What common eye problems in dogs could cause winking?
Another way to protect your dog’s eyes is to examine them frequently for any chances that may indicate something is wrong.
Early diagnosis is important when treating eye problems to reduce the chances of permanent damage. These eye problems all involve some degree of irritation or inflammation that could cause blinking, squinting, or winking in dogs.
Should I wink back at my dog?
Many people wink back when they notice their dogs winking at them, it just seems natural. If anything, it shows your dog that you are also friendly and non-aggressive.
If you’ve seen a dog wink, you’ve probably found yourself wondering why they do it. A lot of dogs wink, so it naturally sparks your curiosity. You want to know if it’s a good or bad sign, or if something could be wrong with your dog.
The good news is that in most cases a dog who winks is completely normal. A winking dog is a sign of a friendly dog who is at ease around you. You can even train your dog to wink on command!
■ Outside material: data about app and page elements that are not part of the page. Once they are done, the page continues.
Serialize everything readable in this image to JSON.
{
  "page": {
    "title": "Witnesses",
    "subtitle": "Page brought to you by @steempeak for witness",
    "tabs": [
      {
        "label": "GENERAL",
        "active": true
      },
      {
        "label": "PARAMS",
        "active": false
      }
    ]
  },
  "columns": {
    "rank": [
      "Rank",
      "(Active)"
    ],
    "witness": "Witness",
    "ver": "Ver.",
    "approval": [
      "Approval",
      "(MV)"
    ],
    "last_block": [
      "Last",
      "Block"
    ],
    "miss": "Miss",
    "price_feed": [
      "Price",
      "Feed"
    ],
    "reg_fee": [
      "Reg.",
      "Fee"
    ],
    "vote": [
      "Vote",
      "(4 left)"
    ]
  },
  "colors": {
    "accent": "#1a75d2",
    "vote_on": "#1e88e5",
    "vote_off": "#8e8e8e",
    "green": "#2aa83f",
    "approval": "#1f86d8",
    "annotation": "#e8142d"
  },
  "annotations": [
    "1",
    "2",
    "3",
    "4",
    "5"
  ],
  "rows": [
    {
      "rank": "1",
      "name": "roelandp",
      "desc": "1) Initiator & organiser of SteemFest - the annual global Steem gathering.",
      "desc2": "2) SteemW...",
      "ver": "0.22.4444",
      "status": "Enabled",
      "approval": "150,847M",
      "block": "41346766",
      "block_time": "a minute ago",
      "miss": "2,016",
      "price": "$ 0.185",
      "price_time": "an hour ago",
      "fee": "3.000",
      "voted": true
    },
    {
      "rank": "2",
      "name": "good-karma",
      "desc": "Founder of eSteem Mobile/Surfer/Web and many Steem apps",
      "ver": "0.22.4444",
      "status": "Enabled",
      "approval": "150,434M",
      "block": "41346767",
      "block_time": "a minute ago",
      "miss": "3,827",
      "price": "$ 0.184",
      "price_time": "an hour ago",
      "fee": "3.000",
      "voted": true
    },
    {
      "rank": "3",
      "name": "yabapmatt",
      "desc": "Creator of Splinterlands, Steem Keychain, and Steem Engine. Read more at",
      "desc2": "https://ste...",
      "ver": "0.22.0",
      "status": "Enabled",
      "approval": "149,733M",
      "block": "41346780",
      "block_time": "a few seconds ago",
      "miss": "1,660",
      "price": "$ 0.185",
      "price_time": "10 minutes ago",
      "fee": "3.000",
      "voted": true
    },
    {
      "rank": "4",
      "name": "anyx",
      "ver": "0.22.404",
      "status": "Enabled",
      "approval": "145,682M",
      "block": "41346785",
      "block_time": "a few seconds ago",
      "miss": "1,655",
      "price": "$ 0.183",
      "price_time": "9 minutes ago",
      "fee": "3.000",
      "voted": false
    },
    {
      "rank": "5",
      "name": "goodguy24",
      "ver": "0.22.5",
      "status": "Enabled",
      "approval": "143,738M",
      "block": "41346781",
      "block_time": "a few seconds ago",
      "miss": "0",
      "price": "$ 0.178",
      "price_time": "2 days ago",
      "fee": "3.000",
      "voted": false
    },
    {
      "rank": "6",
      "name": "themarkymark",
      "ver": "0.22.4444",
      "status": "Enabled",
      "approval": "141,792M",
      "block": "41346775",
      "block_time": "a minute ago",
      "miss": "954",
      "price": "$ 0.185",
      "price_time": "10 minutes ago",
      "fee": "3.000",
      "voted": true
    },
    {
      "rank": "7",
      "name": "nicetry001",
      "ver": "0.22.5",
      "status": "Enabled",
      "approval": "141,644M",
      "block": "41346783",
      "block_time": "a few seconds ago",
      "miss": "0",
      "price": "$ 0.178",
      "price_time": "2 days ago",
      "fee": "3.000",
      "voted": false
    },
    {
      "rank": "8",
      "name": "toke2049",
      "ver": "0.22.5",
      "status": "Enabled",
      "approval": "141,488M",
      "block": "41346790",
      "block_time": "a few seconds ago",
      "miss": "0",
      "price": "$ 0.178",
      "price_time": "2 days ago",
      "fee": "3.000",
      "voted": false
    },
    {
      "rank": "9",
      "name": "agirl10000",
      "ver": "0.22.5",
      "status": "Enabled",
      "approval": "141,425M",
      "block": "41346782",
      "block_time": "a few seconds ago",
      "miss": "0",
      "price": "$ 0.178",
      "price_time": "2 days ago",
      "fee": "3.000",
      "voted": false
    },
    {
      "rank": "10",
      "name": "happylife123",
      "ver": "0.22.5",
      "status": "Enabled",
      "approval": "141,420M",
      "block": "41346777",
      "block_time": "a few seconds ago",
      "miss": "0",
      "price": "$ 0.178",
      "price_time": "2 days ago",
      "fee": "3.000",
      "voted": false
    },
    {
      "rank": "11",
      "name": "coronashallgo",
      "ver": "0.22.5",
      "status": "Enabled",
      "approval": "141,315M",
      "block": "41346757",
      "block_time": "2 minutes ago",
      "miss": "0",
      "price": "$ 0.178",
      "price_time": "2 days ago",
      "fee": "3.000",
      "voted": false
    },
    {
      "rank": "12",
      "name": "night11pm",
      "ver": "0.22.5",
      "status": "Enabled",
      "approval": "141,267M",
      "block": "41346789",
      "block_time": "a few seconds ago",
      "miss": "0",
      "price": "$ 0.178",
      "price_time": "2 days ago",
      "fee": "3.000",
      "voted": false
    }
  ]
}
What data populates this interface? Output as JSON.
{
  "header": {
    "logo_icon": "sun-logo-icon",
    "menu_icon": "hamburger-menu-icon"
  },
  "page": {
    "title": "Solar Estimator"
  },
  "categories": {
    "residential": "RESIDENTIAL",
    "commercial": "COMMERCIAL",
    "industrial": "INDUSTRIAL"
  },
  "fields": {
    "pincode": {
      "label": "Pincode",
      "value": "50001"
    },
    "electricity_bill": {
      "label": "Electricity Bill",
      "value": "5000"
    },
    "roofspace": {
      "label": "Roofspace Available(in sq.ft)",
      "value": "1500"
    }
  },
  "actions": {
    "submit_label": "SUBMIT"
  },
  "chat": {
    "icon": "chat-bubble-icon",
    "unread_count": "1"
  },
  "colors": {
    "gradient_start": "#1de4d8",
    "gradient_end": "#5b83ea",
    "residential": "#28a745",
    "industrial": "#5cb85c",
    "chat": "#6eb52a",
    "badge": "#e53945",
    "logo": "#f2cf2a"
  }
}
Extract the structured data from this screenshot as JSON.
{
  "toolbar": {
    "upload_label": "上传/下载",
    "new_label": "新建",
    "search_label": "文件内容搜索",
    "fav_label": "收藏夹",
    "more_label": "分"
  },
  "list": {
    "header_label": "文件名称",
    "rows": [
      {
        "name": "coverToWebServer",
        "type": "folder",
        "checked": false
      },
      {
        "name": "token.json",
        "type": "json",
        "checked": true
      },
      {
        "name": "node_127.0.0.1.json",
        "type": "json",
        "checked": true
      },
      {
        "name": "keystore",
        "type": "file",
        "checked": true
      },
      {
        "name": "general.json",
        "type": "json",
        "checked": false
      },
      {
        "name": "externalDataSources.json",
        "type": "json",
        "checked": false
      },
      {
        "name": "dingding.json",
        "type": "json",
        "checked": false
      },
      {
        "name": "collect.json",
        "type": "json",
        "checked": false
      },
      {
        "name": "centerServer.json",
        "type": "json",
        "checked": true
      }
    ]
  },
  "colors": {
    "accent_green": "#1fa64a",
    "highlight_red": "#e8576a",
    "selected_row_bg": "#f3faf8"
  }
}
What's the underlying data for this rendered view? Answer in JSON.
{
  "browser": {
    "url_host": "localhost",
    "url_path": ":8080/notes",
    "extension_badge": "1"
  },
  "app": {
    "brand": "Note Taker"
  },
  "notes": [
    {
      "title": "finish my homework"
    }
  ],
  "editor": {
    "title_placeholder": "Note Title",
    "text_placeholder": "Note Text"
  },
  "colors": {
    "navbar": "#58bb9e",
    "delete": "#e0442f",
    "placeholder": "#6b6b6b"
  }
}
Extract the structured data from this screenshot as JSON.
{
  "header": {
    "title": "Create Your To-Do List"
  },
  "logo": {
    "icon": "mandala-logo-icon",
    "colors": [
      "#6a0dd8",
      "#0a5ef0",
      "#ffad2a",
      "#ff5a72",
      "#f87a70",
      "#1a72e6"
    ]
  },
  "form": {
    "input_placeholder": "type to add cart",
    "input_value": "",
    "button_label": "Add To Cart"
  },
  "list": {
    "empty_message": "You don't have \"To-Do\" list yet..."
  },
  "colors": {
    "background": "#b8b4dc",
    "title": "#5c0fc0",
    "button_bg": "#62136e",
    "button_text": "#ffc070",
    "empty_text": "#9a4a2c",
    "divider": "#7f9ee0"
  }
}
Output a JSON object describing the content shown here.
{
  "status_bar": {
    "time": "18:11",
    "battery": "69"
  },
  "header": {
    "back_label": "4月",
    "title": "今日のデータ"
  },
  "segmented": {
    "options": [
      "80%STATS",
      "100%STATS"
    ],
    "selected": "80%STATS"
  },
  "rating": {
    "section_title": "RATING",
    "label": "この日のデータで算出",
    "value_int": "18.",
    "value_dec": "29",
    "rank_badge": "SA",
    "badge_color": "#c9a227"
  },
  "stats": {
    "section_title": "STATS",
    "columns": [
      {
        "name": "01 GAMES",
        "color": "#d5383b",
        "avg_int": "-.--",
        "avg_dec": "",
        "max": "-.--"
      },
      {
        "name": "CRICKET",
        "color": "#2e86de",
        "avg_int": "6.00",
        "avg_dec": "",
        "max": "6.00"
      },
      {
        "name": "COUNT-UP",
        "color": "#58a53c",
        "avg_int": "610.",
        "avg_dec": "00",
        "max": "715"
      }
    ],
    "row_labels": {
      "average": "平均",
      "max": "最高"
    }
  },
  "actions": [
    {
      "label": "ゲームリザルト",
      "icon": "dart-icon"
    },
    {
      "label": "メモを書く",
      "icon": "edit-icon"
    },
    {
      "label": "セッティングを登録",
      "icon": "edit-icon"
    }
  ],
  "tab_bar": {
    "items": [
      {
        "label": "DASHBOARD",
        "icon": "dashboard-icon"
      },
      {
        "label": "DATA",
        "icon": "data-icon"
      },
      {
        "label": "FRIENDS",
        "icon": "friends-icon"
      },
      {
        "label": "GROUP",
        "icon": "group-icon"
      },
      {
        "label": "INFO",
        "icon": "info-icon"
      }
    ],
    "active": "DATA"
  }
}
But if your dog’s winking is excessive or accompanied by other symptoms, it’s best to consult a vet to make sure your dog isn’t suffering from an undiagnosed eye problem that could result in permanent eye damage.